Print the data again, exactly.

### Element data from apps and pages
* * *

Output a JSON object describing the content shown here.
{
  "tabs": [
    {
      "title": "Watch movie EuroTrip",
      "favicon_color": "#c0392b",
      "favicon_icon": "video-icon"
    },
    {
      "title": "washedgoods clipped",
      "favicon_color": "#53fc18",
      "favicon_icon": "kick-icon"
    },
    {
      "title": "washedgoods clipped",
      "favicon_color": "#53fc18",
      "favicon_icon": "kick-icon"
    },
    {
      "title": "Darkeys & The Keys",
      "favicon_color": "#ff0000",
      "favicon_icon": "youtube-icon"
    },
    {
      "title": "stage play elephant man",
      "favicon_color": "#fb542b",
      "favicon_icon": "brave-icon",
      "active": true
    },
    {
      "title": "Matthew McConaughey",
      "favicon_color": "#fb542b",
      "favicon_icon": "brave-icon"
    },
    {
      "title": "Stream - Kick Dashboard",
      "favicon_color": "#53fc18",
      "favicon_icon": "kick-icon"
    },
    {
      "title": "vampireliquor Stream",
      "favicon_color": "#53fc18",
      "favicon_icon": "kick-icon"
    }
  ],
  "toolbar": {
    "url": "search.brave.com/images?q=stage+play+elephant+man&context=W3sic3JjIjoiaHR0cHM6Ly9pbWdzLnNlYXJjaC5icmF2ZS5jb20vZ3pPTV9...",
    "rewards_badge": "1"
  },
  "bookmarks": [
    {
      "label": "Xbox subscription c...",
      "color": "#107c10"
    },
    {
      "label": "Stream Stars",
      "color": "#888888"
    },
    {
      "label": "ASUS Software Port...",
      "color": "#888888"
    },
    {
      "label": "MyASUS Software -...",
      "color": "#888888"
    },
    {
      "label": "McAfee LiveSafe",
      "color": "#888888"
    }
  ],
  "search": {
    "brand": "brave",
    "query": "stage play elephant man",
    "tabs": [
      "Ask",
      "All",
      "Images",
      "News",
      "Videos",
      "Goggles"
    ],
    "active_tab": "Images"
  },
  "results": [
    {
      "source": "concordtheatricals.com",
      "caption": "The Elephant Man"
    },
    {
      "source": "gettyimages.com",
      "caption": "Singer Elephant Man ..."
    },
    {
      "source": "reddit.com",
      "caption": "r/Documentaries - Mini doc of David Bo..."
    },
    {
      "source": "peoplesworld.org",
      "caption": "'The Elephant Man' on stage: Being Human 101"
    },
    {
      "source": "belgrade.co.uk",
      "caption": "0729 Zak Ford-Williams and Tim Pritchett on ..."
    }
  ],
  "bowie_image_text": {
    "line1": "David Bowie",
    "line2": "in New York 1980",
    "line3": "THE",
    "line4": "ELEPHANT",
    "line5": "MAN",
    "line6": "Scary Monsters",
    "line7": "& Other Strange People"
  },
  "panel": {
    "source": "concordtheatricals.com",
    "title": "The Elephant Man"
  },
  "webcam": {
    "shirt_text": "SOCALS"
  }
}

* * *

### FINAL ANSWER
Output a JSON object describing the content shown here.
{
  "tabs": [
    {
      "title": "Watch movie EuroTrip",
      "favicon_color": "#c0392b",
      "favicon_icon": "video-icon"
    },
    {
      "title": "washedgoods clipped",
      "favicon_color": "#53fc18",
      "favicon_icon": "kick-icon"
    },
    {
      "title": "washedgoods clipped",
      "favicon_color": "#53fc18",
      "favicon_icon": "kick-icon"
    },
    {
      "title": "Darkeys & The Keys",
      "favicon_color": "#ff0000",
      "favicon_icon": "youtube-icon"
    },
    {
      "title": "stage play elephant man",
      "favicon_color": "#fb542b",
      "favicon_icon": "brave-icon",
      "active": true
    },
    {
      "title": "Matthew McConaughey",
      "favicon_color": "#fb542b",
      "favicon_icon": "brave-icon"
    },
    {
      "title": "Stream - Kick Dashboard",
      "favicon_color": "#53fc18",
      "favicon_icon": "kick-icon"
    },
    {
      "title": "vampireliquor Stream",
      "favicon_color": "#53fc18",
      "favicon_icon": "kick-icon"
    }
  ],
  "toolbar": {
    "url": "search.brave.com/images?q=stage+play+elephant+man&context=W3sic3JjIjoiaHR0cHM6Ly9pbWdzLnNlYXJjaC5icmF2ZS5jb20vZ3pPTV9...",
    "rewards_badge": "1"
  },
  "bookmarks": [
    {
      "label": "Xbox subscription c...",
      "color": "#107c10"
    },
    {
      "label": "Stream Stars",
      "color": "#888888"
    },
    {
      "label": "ASUS Software Port...",
      "color": "#888888"
    },
    {
      "label": "MyASUS Software -...",
      "color": "#888888"
    },
    {
      "label": "McAfee LiveSafe",
      "color": "#888888"
    }
  ],
  "search": {
    "brand": "brave",
    "query": "stage play elephant man",
    "tabs": [
      "Ask",
      "All",
      "Images",
      "News",
      "Videos",
      "Goggles"
    ],
    "active_tab": "Images"
  },
  "results": [
    {
      "source": "concordtheatricals.com",
      "caption": "The Elephant Man"
    },
    {
      "source": "gettyimages.com",
      "caption": "Singer Elephant Man ..."
    },
    {
      "source": "reddit.com",
      "caption": "r/Documentaries - Mini doc of David Bo..."
    },
    {
      "source": "peoplesworld.org",
      "caption": "'The Elephant Man' on stage: Being Human 101"
    },
    {
      "source": "belgrade.co.uk",
      "caption": "0729 Zak Ford-Williams and Tim Pritchett on ..."
    }
  ],
  "bowie_image_text": {
    "line1": "David Bowie",
    "line2": "in New York 1980",
    "line3": "THE",
    "line4": "ELEPHANT",
    "line5": "MAN",
    "line6": "Scary Monsters",
    "line7": "& Other Strange People"
  },
  "panel": {
    "source": "concordtheatricals.com",
    "title": "The Elephant Man"
  },
  "webcam": {
    "shirt_text": "SOCALS"
  }
}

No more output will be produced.